Free athletes to make money: official
Liu Peng says management needs reform, after the Tian Liang sponsorship row
The mainland's new sports chief has vowed to improve management to make the sector more self-sufficient and reflect the modern sporting world's commercial realities.
Sports Minister Liu Peng , who was named chairman of the Chinese Olympic Committee on Thursday, said new management models were needed because of the evolution of the country's sports sector.
'We need to be innovative ... and instil new notions and new management measures into the existing system ... in order to cope with new circumstances, new changes and new needs,' said Mr Liu at a national conference for regional sports directors in Beijing on Thursday.
Sources said Mr Liu's speech sent out a message that the road ahead for sports in China leads to full professionalism.
Mr Liu's call for better management came after the recent Tian Liang furore, which saw the Olympic diving gold medallist kicked off the national team for engaging in unauthorised commercial activities.
Sources in the State Sports General Administration (SSGA) said Mr Liu's speech underscored the urgency of reforming the country's sports programme, most of which was still supervised by rules laid out in the 1995 China Sports Law.
Though not expressly stated, according to the spirit of the 1995 law, athletes are considered state property, since their training is entirely funded by provincial or national teams.
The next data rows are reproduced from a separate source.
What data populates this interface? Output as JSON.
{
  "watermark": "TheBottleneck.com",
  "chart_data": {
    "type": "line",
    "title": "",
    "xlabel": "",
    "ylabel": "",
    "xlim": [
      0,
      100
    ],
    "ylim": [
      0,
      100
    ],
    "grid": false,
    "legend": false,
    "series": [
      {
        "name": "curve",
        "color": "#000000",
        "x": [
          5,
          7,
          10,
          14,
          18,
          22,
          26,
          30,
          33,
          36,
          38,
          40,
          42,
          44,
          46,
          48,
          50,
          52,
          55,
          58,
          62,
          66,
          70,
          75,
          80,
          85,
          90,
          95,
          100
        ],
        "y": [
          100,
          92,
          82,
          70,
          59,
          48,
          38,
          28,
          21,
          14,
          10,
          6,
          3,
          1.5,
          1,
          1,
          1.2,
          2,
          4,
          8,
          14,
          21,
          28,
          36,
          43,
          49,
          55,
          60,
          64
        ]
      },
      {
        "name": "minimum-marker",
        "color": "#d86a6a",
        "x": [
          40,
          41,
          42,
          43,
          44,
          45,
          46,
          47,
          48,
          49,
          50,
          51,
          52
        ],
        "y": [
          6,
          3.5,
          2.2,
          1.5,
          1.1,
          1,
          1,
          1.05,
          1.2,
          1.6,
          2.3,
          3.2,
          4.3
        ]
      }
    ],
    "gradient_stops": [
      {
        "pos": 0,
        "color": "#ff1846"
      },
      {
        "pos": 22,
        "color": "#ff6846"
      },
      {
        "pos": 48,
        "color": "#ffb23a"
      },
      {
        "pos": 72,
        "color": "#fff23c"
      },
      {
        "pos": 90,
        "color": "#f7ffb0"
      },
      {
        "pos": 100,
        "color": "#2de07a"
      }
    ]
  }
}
As a result, the national or provincial sports authorities have an almost undisputed right to monitor them, including their commercial activities and even private life, a source said.
That might have worked 10 years ago, when the country's sporting market had just started to open up and Chinese athletes were not yet fully aware of their commercial potential.
'There would not have been so many sponsors trying to grab a piece of a Tian Liang in 1995,' the source said.
'This straitjacket, blanket way of management is way out of date and has to change and adapt to the complicated realities in the modern sporting world.'
In his remarks on reform, Mr Liu also talked about striking a fine balance between overall control of the top administration and operation of the sporting market.
This would mean gradually allowing the sports administration to withdraw from the everyday decision-making processes, sources said. 'The intention is that the SSGA should act like a 'behind-the-scenes' boss, not meddling in everything but overseeing the whole picture,' the source said.
Eventually, national teams would be brought together only when there was an international event or tournament in which they were to compete. The rest of the time, athletes would be available for hire by clubs, including those overseas.